Smita Patil – a powerhouse of talent.
written by Souranath Banerjee
Numerous popular stage performances, more than 80 films in Hindi, Marathi and other regional languages, a torchbearer of the Indian parallel cinema, two National Awards as ‘best actress’, many Filmfare Awards and also the recipient of the prestigious Padma Shri – all-that in a career which spanned only over a decade as Smita Patil passed away at the young age of 31!
In the early 70s Smita Patil used to be a television newscaster for Doordarshan when acclaimed filmmaker Shyam Benegal took notice of her and gave her the first role in his film Charandas Chor (1975).
Mr.Benegal who later worked with Smita in numerous other films recalled the first time he met her ‘She had a presence which I felt could be well utilised in cinema’. And indeed so.
Smita patil’s performance in Bhumika (for which she received her first National Award at the age of 21) impressed Jaya Bhaduri so much that she commented ‘makes you sit up and take notice. Her reflexes are uninhibited and she has a face with tremendous mobility’.
A few starting scenes from Shyam Benegal’s Bhumika.
The most expressive eyes ever to have graced the celluloid; her dusky and sensuous looks and the capability to play any character (no matter how challenging) with extreme ease and perfection soon established Smita Patil as one of the most talented actress of Indian Cinema.
In the early years of her career she concentrated only on art cinema.
Smita Patil being an activist for women’s rights became particularly famous for her roles that portrayed women as capable and empowered.
She was probably the first actress who gave the directors enough
courage to make films with female lead characters in mind, something refreshingly different from the conventional male-dominated cinema that existed in Bollywood.
On the occasion of 100 years of the Indian cinema, in honor of Smita Patil a postage stamp bearing her face was released by the Indian government.
Probably the only actress who could do justice to critically acclaimed films like Chakra, Sadgati, Albert Pinto Ko Gussa Kyon Ata Hai, Ardh Satya, Mandi, Aakrosh, Chidambaram and on the other hand be equally comfortable with hardcore commercial films like Namak Halaal, Kasam Paida Karne Wale Ki, Shakti and so on.
In Smita Patil’s own words:
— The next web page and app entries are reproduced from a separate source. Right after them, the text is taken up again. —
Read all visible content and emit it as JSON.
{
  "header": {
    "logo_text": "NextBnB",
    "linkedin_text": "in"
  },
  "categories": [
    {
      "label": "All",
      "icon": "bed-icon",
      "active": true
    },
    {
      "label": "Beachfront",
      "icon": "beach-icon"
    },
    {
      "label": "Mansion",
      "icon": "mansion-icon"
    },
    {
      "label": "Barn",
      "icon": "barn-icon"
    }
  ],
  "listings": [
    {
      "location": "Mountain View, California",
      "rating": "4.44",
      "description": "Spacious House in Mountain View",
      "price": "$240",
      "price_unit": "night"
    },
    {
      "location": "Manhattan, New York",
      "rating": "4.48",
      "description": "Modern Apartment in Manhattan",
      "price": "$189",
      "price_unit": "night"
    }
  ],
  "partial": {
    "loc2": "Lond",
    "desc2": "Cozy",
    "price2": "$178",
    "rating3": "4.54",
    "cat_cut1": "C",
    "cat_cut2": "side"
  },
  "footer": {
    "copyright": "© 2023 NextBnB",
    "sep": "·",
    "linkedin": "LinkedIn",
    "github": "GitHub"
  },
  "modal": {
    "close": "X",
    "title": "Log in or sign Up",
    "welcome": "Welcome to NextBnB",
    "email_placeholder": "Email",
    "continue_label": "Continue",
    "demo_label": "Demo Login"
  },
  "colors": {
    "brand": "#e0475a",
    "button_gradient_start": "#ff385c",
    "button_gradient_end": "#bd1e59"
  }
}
‘I remained committed to small cinema for about five years … I refused all commercial offers. Around 1977-78, the small cinema movement started picking up and they needed names. I was unceremoniously dropped from a couple of projects. This was a very subtle thing but it affected me a lot. I told myself that here I am and I have not bothered to make money. I have turned down big, commercial offers because of my commitment to small cinema and what have I got in return? If they want names I’ll make a name for myself. So I started and took whatever came my way.’
Picture curtsey: www.filmimpressions.com.